++++ Material provided ++++

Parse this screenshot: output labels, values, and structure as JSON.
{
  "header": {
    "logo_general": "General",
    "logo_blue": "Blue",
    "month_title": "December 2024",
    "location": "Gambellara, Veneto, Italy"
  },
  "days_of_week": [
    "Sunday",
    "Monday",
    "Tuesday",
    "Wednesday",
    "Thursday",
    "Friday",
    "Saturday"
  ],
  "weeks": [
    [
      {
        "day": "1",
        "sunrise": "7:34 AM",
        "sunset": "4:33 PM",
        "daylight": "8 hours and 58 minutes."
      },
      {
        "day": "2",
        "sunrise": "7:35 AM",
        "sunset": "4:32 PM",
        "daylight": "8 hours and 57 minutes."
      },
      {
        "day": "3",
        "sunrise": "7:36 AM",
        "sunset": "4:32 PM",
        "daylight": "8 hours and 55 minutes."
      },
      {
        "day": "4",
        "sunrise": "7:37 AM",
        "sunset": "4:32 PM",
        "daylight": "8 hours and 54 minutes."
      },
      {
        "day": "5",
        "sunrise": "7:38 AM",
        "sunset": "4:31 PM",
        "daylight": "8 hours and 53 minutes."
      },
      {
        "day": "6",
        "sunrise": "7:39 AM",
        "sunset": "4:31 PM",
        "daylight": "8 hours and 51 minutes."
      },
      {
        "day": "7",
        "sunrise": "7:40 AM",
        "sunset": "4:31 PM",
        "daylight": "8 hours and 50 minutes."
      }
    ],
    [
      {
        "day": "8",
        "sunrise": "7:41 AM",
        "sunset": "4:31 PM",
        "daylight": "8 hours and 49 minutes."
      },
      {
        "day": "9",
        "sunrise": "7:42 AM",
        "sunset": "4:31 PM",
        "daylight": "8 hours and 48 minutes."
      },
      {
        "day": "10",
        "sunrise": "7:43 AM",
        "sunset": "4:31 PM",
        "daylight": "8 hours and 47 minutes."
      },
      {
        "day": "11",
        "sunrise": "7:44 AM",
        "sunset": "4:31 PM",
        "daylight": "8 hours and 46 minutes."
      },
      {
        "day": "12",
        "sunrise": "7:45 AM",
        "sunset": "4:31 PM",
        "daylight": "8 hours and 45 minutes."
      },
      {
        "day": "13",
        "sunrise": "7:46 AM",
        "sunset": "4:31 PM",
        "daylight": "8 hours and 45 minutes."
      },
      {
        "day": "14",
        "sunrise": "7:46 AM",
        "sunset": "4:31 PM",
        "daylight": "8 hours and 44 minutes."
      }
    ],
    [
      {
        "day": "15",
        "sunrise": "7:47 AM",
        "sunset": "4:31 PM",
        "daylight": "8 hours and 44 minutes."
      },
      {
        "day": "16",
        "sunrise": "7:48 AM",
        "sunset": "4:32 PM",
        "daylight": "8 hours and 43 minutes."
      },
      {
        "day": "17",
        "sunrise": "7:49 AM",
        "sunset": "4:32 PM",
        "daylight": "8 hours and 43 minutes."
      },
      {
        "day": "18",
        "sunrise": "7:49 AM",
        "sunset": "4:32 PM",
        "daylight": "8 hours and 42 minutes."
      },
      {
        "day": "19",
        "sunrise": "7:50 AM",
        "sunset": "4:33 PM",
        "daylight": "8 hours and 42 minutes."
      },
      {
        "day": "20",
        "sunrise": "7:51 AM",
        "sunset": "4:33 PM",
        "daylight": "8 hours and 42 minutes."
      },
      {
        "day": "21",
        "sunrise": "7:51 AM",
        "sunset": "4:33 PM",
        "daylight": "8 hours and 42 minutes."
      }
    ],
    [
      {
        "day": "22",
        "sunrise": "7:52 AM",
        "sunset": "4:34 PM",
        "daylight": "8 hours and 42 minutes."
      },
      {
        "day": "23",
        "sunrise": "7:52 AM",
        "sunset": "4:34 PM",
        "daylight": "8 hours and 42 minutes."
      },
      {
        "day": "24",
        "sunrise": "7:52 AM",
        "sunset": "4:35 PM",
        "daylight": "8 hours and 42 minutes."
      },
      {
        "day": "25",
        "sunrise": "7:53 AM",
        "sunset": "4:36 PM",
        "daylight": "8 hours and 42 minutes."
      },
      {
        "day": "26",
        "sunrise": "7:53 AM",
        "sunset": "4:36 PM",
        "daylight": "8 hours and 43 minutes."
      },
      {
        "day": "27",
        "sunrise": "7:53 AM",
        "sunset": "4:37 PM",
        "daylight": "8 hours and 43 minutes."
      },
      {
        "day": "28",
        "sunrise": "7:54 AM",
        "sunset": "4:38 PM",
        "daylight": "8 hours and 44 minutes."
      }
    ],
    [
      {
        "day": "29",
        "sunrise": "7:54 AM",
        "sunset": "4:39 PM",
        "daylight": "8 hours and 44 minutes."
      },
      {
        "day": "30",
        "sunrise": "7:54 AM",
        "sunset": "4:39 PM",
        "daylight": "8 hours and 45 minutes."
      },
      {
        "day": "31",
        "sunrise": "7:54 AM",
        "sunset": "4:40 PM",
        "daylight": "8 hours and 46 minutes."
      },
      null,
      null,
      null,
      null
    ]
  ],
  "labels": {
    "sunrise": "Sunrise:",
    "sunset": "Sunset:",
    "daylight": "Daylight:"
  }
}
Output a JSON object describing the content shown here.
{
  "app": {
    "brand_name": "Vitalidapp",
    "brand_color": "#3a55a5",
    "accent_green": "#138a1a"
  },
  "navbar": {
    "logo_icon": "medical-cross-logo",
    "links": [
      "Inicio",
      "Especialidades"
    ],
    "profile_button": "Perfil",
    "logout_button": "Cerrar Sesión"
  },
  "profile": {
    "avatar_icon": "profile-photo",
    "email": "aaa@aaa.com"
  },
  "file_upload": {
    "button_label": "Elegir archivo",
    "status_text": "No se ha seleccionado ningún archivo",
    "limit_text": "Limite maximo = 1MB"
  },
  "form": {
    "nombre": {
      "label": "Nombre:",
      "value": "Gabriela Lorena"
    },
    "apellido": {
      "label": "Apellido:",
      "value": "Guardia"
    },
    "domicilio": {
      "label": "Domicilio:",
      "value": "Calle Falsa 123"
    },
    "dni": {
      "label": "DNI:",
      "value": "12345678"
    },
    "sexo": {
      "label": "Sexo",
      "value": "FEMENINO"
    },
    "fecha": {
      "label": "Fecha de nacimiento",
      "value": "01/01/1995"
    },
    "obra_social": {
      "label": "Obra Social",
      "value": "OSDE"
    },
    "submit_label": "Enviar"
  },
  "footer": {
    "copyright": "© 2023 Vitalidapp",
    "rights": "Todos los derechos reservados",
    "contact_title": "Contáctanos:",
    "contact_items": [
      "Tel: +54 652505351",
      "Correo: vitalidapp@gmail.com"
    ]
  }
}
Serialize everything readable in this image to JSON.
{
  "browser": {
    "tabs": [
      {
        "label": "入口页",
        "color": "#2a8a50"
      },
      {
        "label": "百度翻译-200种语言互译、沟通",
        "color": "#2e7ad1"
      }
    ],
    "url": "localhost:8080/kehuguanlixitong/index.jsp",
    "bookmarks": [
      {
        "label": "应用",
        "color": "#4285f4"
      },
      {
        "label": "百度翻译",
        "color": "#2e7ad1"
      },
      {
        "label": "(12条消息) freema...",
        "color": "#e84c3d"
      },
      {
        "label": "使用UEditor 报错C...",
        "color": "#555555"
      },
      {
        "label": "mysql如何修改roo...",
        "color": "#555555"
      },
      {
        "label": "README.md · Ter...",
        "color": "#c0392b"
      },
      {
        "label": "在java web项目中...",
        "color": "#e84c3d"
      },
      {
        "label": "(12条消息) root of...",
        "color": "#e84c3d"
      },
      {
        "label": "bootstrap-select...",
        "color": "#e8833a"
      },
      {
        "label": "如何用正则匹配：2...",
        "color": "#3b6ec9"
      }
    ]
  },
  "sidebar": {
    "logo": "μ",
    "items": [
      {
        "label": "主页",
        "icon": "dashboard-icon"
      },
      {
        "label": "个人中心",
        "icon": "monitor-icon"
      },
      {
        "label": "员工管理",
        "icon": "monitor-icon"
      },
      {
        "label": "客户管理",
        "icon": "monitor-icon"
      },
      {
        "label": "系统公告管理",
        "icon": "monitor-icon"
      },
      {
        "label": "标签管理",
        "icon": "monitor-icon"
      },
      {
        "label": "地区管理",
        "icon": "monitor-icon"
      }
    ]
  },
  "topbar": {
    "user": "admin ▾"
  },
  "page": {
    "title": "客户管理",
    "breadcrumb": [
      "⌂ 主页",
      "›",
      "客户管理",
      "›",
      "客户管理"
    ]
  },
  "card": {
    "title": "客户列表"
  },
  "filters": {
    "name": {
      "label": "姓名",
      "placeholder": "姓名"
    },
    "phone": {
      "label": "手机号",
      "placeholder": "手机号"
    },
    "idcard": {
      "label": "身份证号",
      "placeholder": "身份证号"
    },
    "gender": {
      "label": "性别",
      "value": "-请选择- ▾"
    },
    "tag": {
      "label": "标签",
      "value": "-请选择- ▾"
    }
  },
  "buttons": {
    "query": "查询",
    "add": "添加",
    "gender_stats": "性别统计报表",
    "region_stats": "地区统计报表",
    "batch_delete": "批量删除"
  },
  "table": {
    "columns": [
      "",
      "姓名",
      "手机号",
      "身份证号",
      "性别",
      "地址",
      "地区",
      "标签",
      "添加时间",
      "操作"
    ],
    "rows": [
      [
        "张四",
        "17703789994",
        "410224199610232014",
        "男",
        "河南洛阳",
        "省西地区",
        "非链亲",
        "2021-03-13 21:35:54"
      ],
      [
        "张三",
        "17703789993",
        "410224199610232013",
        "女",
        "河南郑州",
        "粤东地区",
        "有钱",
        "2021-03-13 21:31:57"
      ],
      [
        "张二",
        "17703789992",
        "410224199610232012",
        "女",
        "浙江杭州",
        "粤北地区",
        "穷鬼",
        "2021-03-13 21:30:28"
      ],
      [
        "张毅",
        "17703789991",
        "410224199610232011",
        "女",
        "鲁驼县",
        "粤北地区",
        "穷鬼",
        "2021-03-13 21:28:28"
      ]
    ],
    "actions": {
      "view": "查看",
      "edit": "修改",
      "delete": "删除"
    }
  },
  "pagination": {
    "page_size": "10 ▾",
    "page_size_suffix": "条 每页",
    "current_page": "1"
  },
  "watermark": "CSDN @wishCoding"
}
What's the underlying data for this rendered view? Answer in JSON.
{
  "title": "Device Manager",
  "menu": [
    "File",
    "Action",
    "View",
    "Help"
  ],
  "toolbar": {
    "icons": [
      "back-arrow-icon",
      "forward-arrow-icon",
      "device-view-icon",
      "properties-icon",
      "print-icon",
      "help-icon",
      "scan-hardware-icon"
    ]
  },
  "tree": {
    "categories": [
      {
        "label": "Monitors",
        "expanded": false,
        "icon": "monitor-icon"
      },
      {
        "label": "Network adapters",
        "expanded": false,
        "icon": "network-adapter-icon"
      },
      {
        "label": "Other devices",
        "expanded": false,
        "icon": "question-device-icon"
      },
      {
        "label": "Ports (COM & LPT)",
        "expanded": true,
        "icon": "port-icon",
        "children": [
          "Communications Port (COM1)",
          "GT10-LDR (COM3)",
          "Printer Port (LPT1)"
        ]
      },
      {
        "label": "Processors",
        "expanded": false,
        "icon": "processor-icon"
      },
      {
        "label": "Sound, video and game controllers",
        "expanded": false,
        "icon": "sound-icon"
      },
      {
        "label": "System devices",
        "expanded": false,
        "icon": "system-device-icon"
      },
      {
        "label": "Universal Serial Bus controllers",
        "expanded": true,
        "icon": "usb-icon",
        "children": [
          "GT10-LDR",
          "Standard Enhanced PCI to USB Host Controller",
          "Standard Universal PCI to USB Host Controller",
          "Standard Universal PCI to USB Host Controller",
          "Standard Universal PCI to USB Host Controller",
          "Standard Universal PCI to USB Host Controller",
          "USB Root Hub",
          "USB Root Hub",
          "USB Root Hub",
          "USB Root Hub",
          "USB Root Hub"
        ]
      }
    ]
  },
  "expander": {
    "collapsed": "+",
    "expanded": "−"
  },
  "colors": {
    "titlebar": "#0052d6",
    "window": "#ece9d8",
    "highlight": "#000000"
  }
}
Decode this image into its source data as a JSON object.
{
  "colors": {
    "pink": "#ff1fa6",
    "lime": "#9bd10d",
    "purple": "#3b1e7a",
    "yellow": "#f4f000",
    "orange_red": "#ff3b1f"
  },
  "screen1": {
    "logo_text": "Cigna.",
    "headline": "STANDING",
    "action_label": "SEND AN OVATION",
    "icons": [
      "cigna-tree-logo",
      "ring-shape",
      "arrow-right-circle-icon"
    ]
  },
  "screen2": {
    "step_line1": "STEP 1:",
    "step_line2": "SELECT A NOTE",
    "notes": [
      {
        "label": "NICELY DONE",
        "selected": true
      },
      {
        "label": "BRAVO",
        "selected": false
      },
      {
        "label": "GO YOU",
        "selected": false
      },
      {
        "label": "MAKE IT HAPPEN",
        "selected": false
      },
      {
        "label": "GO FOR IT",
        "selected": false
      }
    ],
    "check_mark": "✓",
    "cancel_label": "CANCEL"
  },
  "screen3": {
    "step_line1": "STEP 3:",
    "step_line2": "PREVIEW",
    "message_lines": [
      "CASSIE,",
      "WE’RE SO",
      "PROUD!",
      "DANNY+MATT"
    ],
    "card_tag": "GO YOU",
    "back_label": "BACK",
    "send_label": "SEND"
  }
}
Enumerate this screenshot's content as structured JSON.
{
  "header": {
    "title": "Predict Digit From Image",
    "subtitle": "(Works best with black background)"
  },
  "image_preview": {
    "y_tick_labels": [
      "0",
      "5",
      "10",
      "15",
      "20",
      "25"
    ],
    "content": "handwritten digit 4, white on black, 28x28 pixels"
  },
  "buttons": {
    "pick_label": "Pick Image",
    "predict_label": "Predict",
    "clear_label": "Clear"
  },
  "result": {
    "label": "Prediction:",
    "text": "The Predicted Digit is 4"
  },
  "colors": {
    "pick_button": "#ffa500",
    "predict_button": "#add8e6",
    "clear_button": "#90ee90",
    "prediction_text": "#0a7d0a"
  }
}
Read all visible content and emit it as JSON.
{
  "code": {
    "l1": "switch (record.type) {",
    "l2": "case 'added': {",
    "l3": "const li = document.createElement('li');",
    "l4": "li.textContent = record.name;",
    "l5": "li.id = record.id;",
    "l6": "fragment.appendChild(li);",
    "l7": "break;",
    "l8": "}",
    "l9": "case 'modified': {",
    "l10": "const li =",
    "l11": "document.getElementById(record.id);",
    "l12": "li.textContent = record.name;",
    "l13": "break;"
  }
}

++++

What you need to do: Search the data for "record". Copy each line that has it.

Result below:
    "l1": "switch (record.type) {",
    "l4": "li.textContent = record.name;",
    "l5": "li.id = record.id;",
    "l11": "document.getElementById(record.id);",
    "l12": "li.textContent = record.name;",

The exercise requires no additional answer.